I’ve observed an interesting phenomenon among western kung fu enthusiasts. It seems there’s always a bunch of them who take it too seriously. I’m talking about the type you spot performing some bizarre contortions out of the blue, in the most random places such as bus stops, public offices and shopping streets, to the bemusement of the bystanders. In my humble opinion it’s kind of weird. Tell me the truth, are you a kung fu geek?
Haha, well I don’t start doing my forms in the visa office or sit in parks reading Tang dynasty poems out loud if that’s what you mean. But, yes I have seen these kind of people; the ones who dress up in Shaolin monk robes and walk the streets of China barefoot. the ones who completely miss the plot about what kung fu or Chinese culture actually is.
Beside traditional kung fu, your other passion, or better call it an addiction, is Chinese tea. I’ve learned quite a bit about tea from your website. Could you enlighten our readers.
I started drinking Chinese tea originally as a way to practice Chinese. If you go to tea shops, they generally invite you to sit down and try different teas. The girls working in one shop were curious about the white guy, and I wanted to practice my speaking, so I used to visit the local tea shop in Qingdao and over time I started learning about the different teas. This kind of grew into a passion of itself and I started drinking tea on a daily basis, even traveling to different parts of China to see how and where tea is made.
You moved to Seoul a few days ago after seven years in China. I hate to admit I’ll miss you, butt face. Have you started missing China already or is that too early?
At the moment I’m not really missing China. Seven years is a long time, and while I love the culture, the society took its toll on me. All the crap that comes out of the media, everything being about national pride, constantly being stared at… It’s so nice to be away from that. I feel taking a step back has helped me to appreciate all I have learned over this period of time too.
What are the main differences between China and Korea that come first to your mind?
First of all South Korea is a democratic society, and people are free to hold whatever beliefs or political views they like. While on the surface, Korea is also very materialistic, I feel that people care about more than just making money. Culture-wise, Korea does a very good job of presenting and preserving, with many free hands-on activities.
I’ve been to Seoul twice and the only thing I can recall are the hot slender ladies. I’m pretty sure there’s more than that.
Haha. That’s definitely something I like about Seoul! Seriously though, there is a lot to do here, like I said above, a lot of cultural activities. If you go to many of the old palaces, they have performances recreating Choseon Dynasty guard changing ceremonies, along with martial arts and musical performances.
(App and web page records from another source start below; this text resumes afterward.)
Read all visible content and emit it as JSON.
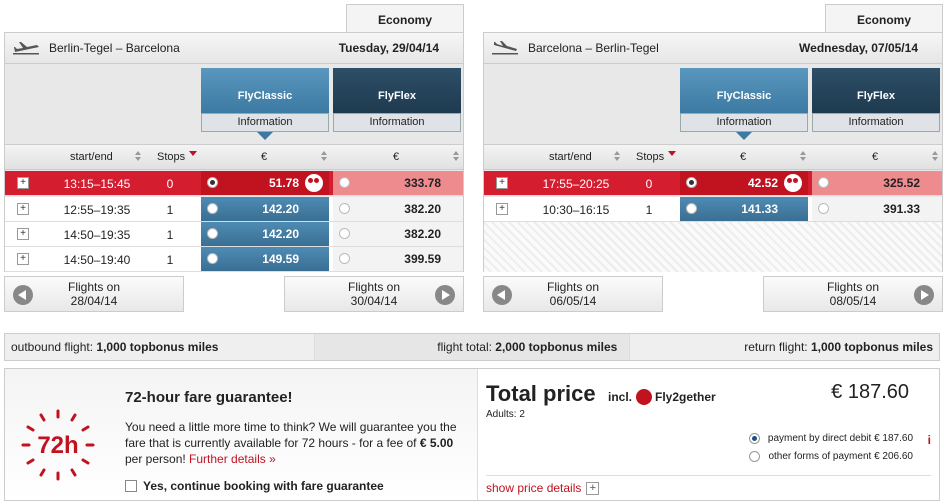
{
  "cabin": "Economy",
  "outbound": {
    "route": "Berlin-Tegel – Barcelona",
    "date": "Tuesday, 29/04/14",
    "fare1": {
      "name": "FlyClassic",
      "info": "Information"
    },
    "fare2": {
      "name": "FlyFlex",
      "info": "Information"
    },
    "headers": {
      "time": "start/end",
      "stops": "Stops",
      "cur1": "€",
      "cur2": "€"
    },
    "rows": [
      {
        "time": "13:15–15:45",
        "stops": "0",
        "price1": "51.78",
        "price2": "333.78"
      },
      {
        "time": "12:55–19:35",
        "stops": "1",
        "price1": "142.20",
        "price2": "382.20"
      },
      {
        "time": "14:50–19:35",
        "stops": "1",
        "price1": "142.20",
        "price2": "382.20"
      },
      {
        "time": "14:50–19:40",
        "stops": "1",
        "price1": "149.59",
        "price2": "399.59"
      }
    ],
    "prev": {
      "label": "Flights on",
      "date": "28/04/14"
    },
    "next": {
      "label": "Flights on",
      "date": "30/04/14"
    }
  },
  "inbound": {
    "route": "Barcelona – Berlin-Tegel",
    "date": "Wednesday, 07/05/14",
    "fare1": {
      "name": "FlyClassic",
      "info": "Information"
    },
    "fare2": {
      "name": "FlyFlex",
      "info": "Information"
    },
    "headers": {
      "time": "start/end",
      "stops": "Stops",
      "cur1": "€",
      "cur2": "€"
    },
    "rows": [
      {
        "time": "17:55–20:25",
        "stops": "0",
        "price1": "42.52",
        "price2": "325.52"
      },
      {
        "time": "10:30–16:15",
        "stops": "1",
        "price1": "141.33",
        "price2": "391.33"
      }
    ],
    "prev": {
      "label": "Flights on",
      "date": "06/05/14"
    },
    "next": {
      "label": "Flights on",
      "date": "08/05/14"
    }
  },
  "miles": {
    "outbound_label": "outbound flight:",
    "outbound_value": "1,000 topbonus miles",
    "total_label": "flight total:",
    "total_value": "2,000 topbonus miles",
    "return_label": "return flight:",
    "return_value": "1,000 topbonus miles"
  },
  "guarantee": {
    "badge": "72h",
    "title": "72-hour fare guarantee!",
    "text": "You need a little more time to think? We will guarantee you the fare that is currently available for 72 hours - for a fee of ",
    "fee": "€ 5.00",
    "text2": " per person! ",
    "link": "Further details »",
    "checkbox": "Yes, continue booking with fare guarantee"
  },
  "total": {
    "title": "Total price",
    "incl": "incl.",
    "brand": "Fly2gether",
    "amount": "€ 187.60",
    "adults": "Adults: 2",
    "pay1": "payment by direct debit € 187.60",
    "pay2": "other forms of payment € 206.60",
    "info": "i",
    "details": "show price details",
    "plus": "+"
  }
}
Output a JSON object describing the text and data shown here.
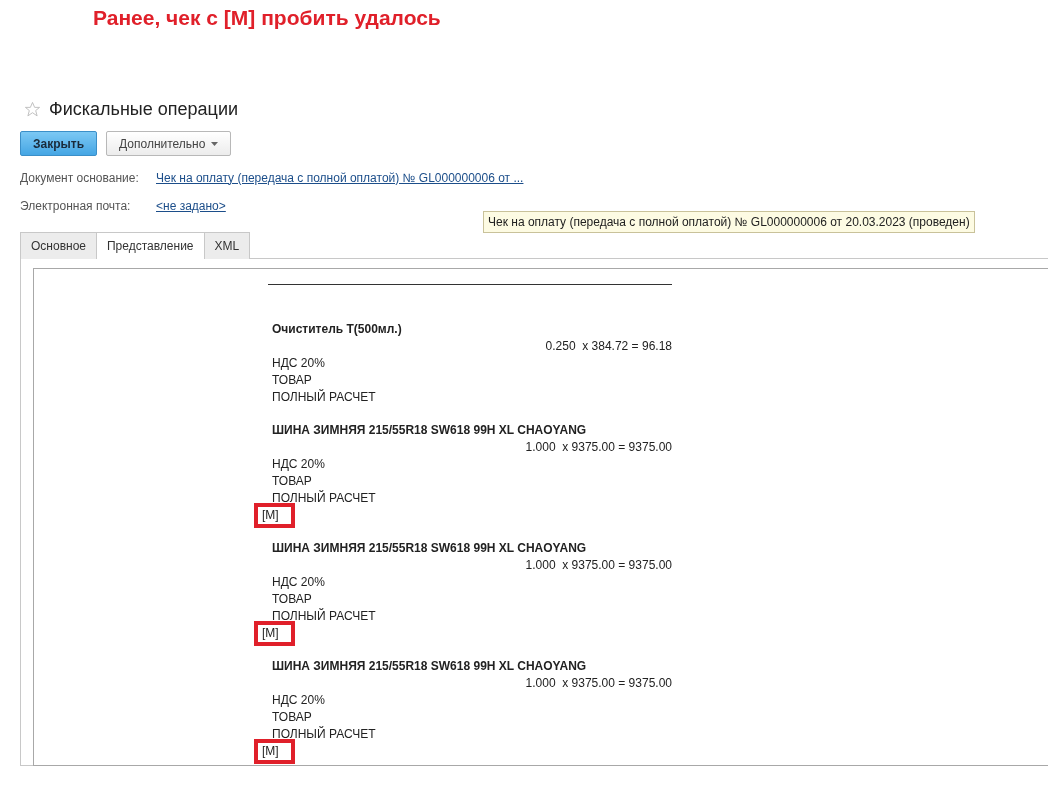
{
  "annotation_title": "Ранее, чек с [M] пробить удалось",
  "window": {
    "title": "Фискальные операции",
    "favorite": false
  },
  "buttons": [
    {
      "label": "Закрыть",
      "kind": "primary"
    },
    {
      "label": "Дополнительно",
      "kind": "dropdown"
    }
  ],
  "fields": [
    {
      "label": "Документ основание:",
      "value": "Чек на оплату (передача с полной оплатой) № GL000000006 от ..."
    },
    {
      "label": "Электронная почта:",
      "value": "<не задано>"
    }
  ],
  "tooltip": "Чек на оплату (передача с полной оплатой) № GL000000006 от 20.03.2023 (проведен)",
  "tabs": [
    {
      "label": "Основное",
      "selected": false
    },
    {
      "label": "Представление",
      "selected": true
    },
    {
      "label": "XML",
      "selected": false
    }
  ],
  "receipt": {
    "items": [
      {
        "name": "Очиститель Т(500мл.)",
        "calc": "0.250  x 384.72 = 96.18",
        "lines": [
          "НДС 20%",
          "ТОВАР",
          "ПОЛНЫЙ РАСЧЕТ"
        ]
      },
      {
        "name": "ШИНА ЗИМНЯЯ 215/55R18 SW618 99H XL CHAOYANG",
        "calc": "1.000  x 9375.00 = 9375.00",
        "lines": [
          "НДС 20%",
          "ТОВАР",
          "ПОЛНЫЙ РАСЧЕТ"
        ],
        "mark": "[M]",
        "highlighted": true
      },
      {
        "name": "ШИНА ЗИМНЯЯ 215/55R18 SW618 99H XL CHAOYANG",
        "calc": "1.000  x 9375.00 = 9375.00",
        "lines": [
          "НДС 20%",
          "ТОВАР",
          "ПОЛНЫЙ РАСЧЕТ"
        ],
        "mark": "[M]",
        "highlighted": true
      },
      {
        "name": "ШИНА ЗИМНЯЯ 215/55R18 SW618 99H XL CHAOYANG",
        "calc": "1.000  x 9375.00 = 9375.00",
        "lines": [
          "НДС 20%",
          "ТОВАР",
          "ПОЛНЫЙ РАСЧЕТ"
        ],
        "mark": "[M]",
        "highlighted": true
      }
    ]
  }
}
Dongguk University has weekly talks on Buddhism from people from all over the world. Then there’s many options for martial arts, both Korean and foreign. On top of all of that, partying, shopping and food!
What about the food. I’ve heard your stomach hasn’t accustomed yet to the infamous Korean kimchi (hot spicy cabbage).
Nah, it’s fine. Most Korean food isn’t too spicy, and there are a lot of non-spicy options. Basically though, Korean food is pretty much the same as you can get in any Korean restaurant in China. They have some weird toppings on pizza too. But then again, so does China.
Will you ever come back to China?
Probably, but not for a while.
Will, thank you for your time, I wish you all the best for you new life in Korea and your never ending journey into martial arts.
Thank you too!
Photo Credits: Photos by Cristiano Mei